The election will be televised and tweeted
By Saba Imtiaz
In the contentious 1990s, politicians used the floor of the parliament and rallies to rail against opponents. Pakistan’s newest crop of politicians isn’t taking to the mic but to the smartphone.
Over the past few years, most mainstream political and religious parties — from the PML-N and the ANP to the PTI and the JI — have established an extensive presence on social media platforms such as Twitter and Facebook.
Will the social media have an impact on the elections? Former legislators such as the PML-N’s Marvi Memon and the ANP’s Bushra Gohar disagree. According to Memon, “My constituency is a rural one [she is contesting a National Assembly seat from Thatta]. Twitter won’t have an impact there.” Gohar makes the same point: “I don’t see the social media playing any significant impact on this year’s election. Personally, I feel radio debates and discussions play a more substantial role in voters’ education on critical issues.”
Gohar doesn’t feel Twitter helped in her role as a legislator but she feels it was a “good source for getting diverse opinions and articles”. Memon, on the other hand, used her Twitter account as a way of sharing her daily work. “It helped me because I have been able to get feedback,” she says. The PML-N, according to Memon said, has a social media wing and the initiative is led by Maryam Nawaz Sharif.
“One of the major things [on May 11] will be to get the vote out,” says Imran Ghazali, head of the PTI’s social media team. “People used to say that we are a ‘Facebook party’ and that our members would never come to rallies. Now that they come to rallies people say, ‘this burger crowd won’t show up to vote’. We’re going to push them enough to do so.”

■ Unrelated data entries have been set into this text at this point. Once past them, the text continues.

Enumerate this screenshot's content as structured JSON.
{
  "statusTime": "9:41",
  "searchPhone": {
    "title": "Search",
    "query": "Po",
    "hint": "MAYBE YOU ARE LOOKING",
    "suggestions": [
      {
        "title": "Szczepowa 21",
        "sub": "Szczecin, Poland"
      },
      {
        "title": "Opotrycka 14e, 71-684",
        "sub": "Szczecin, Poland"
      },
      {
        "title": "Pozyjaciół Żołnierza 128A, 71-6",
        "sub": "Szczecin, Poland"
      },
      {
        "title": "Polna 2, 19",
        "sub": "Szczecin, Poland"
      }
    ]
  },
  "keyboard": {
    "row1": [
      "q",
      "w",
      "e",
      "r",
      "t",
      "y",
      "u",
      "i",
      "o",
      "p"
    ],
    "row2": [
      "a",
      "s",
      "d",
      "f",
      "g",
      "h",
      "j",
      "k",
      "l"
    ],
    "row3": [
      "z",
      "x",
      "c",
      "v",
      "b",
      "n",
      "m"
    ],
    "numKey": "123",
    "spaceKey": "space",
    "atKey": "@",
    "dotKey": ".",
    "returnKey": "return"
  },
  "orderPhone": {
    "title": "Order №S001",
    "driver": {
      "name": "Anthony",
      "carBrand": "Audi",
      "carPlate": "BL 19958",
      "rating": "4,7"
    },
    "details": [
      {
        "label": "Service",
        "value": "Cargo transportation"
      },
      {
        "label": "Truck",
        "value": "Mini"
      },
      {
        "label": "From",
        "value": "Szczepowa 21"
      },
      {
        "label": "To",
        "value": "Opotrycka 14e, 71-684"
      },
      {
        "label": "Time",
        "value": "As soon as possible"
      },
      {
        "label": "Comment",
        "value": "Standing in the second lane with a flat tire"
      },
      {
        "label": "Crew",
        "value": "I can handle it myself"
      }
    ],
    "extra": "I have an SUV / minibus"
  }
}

Ghazali says that the social media will influence the elections in terms of encouraging people to vote and report voter fraud. The party has launched a new election website to solicit funding for under-35 candidates, and will be uploading detailed bios of each of its candidates online. He adds that on election day, the PTI will also have a “crowd-sourced system online that will be open to all parties” to record voter complaints and election rigging through tweets and videos. “This will be open to the people and the media.”
According to Ghazali, the PTI is talking to media groups and the Election Commission of Pakistan to forward this information on a formal basis. “Getting it implemented isn’t in our hands, but we can report it,” he said.
Ibraheem Qazi, who works at the JI social media wing and whose late grandfather Qazi Hussain Ahmed headed the party for 22 years, says that the role of the social media on election day is relevant as far as broadcasting information goes. “For candidates, the situation on the ground is very different from what is on the social media,” he points out. “We are from the streets.” The JI’s vote bank isn’t necessarily one that has access to a smartphone or an internet connection.
Twitter and Facebook are also largely restricted to those who can read and write English, since most communication online is in English — though Gohar says that she knows of “many who communicate in Urdu and Pashto”.
The PPP has a nearly negligible presence online, though several legislators are using Twitter and Facebook such as Pakistan’s ambassador to the US Sherry Rehman and former Sindh adviser Sharmila Faruqi. The ANP also does not have a concerted push towards the social media within the party but there is growing interest in its membership base.
The MQM, however, has a strong social media campaign, especially on Twitter. The party’s Faisal Subzwari feels that the social media will definitely have an impact on the elections. “We just launched our manifesto and had its details online, and [our] candidates are also putting their campaign activities online. It is important for outreach, especially for the young, urban class,” he comments. Subzwari also noted that there will be an impact on election day itself. “Campaigning has to stop 48 hours prior to polling but there is no such bar on social media,” he observes.
The PTI considers itself a leader as far as social media initiatives go, from developing mobile phone applications to its extensive website. “Other parties are spending a lot of money, they have paid employees. Every single person [on the PTI’s social media team] is a volunteer,” claims Ghazali, who quit his job to work full time for the PTI. The party has 60 volunteers who work on social media and other web-based initiatives. It has Facebook groups that date back to 2006 and has organised a Google Hangout — an online chat — with party chief Imran Khan. Nearly all of its prominent leaders are on Twitter.
The old-school JI has also incorporated the social media into its outreach strategy. The move was sparked by a resolution passed by the JI’s shura, after which the party’s information wing expanded and set up a base in its Lahore headquarters of Mansoora. The party now has 8,000 volunteers countrywide assisting it on social media platforms.
According to Ibraheem Qazi, the JI’s social media team has helped its leadership use Twitter by installing the mobile application on their smartphones. “Munawar Hasan [the current head of the JI] looks at the tweets [he receives] and replies himself,” says Qazi. The late Qazi Hussain Ahmed, he recalls, would also use Twitter on his BlackBerry. “He used to be very happy; he could get all the news as well as information from Egypt and Tunisia since that was the time of the revolution.”
While Twitter and Facebook continue to be useful tools, political parties will be going back to the basics for the elections. After all, a 140-character tweet can’t compare to a speech to potential voters in a constituency. “Election day itself is very important,” says Qazi. “You never know how the tables can turn.”